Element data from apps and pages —
######
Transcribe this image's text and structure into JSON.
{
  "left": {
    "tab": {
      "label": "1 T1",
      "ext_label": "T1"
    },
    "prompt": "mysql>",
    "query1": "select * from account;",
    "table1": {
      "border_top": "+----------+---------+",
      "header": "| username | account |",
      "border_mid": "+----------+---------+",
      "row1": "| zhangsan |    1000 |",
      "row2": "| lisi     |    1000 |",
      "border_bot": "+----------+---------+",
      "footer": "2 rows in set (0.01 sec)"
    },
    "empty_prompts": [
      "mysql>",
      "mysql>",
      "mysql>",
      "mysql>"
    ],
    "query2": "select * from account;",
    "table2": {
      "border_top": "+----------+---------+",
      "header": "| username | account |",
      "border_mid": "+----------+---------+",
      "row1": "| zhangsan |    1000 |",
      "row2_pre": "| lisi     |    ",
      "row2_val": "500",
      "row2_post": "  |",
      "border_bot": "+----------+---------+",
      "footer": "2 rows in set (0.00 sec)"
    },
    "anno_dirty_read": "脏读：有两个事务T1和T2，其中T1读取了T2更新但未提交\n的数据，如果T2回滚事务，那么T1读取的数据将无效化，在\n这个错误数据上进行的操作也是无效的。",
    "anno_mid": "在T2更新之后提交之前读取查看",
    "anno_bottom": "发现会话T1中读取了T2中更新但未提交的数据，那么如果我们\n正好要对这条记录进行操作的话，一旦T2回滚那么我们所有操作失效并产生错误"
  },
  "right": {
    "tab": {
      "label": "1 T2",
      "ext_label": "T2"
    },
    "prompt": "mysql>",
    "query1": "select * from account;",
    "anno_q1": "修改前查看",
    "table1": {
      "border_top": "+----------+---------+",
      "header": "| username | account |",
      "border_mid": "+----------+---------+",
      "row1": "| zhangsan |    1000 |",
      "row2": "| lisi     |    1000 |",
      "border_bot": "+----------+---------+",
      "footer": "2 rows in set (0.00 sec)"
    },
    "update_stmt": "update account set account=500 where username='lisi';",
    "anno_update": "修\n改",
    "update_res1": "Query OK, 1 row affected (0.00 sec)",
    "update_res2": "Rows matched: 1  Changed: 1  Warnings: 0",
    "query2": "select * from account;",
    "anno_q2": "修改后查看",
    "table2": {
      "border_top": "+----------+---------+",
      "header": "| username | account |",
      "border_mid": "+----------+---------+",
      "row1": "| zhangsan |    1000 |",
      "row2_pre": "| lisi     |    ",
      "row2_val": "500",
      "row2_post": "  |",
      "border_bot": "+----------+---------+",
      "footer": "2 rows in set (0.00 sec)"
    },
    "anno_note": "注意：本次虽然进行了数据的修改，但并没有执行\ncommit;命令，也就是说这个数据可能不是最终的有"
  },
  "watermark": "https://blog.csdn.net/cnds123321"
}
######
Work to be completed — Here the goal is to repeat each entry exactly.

Solved problem —
Transcribe this image's text and structure into JSON.
{
  "left": {
    "tab": {
      "label": "1 T1",
      "ext_label": "T1"
    },
    "prompt": "mysql>",
    "query1": "select * from account;",
    "table1": {
      "border_top": "+----------+---------+",
      "header": "| username | account |",
      "border_mid": "+----------+---------+",
      "row1": "| zhangsan |    1000 |",
      "row2": "| lisi     |    1000 |",
      "border_bot": "+----------+---------+",
      "footer": "2 rows in set (0.01 sec)"
    },
    "empty_prompts": [
      "mysql>",
      "mysql>",
      "mysql>",
      "mysql>"
    ],
    "query2": "select * from account;",
    "table2": {
      "border_top": "+----------+---------+",
      "header": "| username | account |",
      "border_mid": "+----------+---------+",
      "row1": "| zhangsan |    1000 |",
      "row2_pre": "| lisi     |    ",
      "row2_val": "500",
      "row2_post": "  |",
      "border_bot": "+----------+---------+",
      "footer": "2 rows in set (0.00 sec)"
    },
    "anno_dirty_read": "脏读：有两个事务T1和T2，其中T1读取了T2更新但未提交\n的数据，如果T2回滚事务，那么T1读取的数据将无效化，在\n这个错误数据上进行的操作也是无效的。",
    "anno_mid": "在T2更新之后提交之前读取查看",
    "anno_bottom": "发现会话T1中读取了T2中更新但未提交的数据，那么如果我们\n正好要对这条记录进行操作的话，一旦T2回滚那么我们所有操作失效并产生错误"
  },
  "right": {
    "tab": {
      "label": "1 T2",
      "ext_label": "T2"
    },
    "prompt": "mysql>",
    "query1": "select * from account;",
    "anno_q1": "修改前查看",
    "table1": {
      "border_top": "+----------+---------+",
      "header": "| username | account |",
      "border_mid": "+----------+---------+",
      "row1": "| zhangsan |    1000 |",
      "row2": "| lisi     |    1000 |",
      "border_bot": "+----------+---------+",
      "footer": "2 rows in set (0.00 sec)"
    },
    "update_stmt": "update account set account=500 where username='lisi';",
    "anno_update": "修\n改",
    "update_res1": "Query OK, 1 row affected (0.00 sec)",
    "update_res2": "Rows matched: 1  Changed: 1  Warnings: 0",
    "query2": "select * from account;",
    "anno_q2": "修改后查看",
    "table2": {
      "border_top": "+----------+---------+",
      "header": "| username | account |",
      "border_mid": "+----------+---------+",
      "row1": "| zhangsan |    1000 |",
      "row2_pre": "| lisi     |    ",
      "row2_val": "500",
      "row2_post": "  |",
      "border_bot": "+----------+---------+",
      "footer": "2 rows in set (0.00 sec)"
    },
    "anno_note": "注意：本次虽然进行了数据的修改，但并没有执行\ncommit;命令，也就是说这个数据可能不是最终的有"
  },
  "watermark": "https://blog.csdn.net/cnds123321"
}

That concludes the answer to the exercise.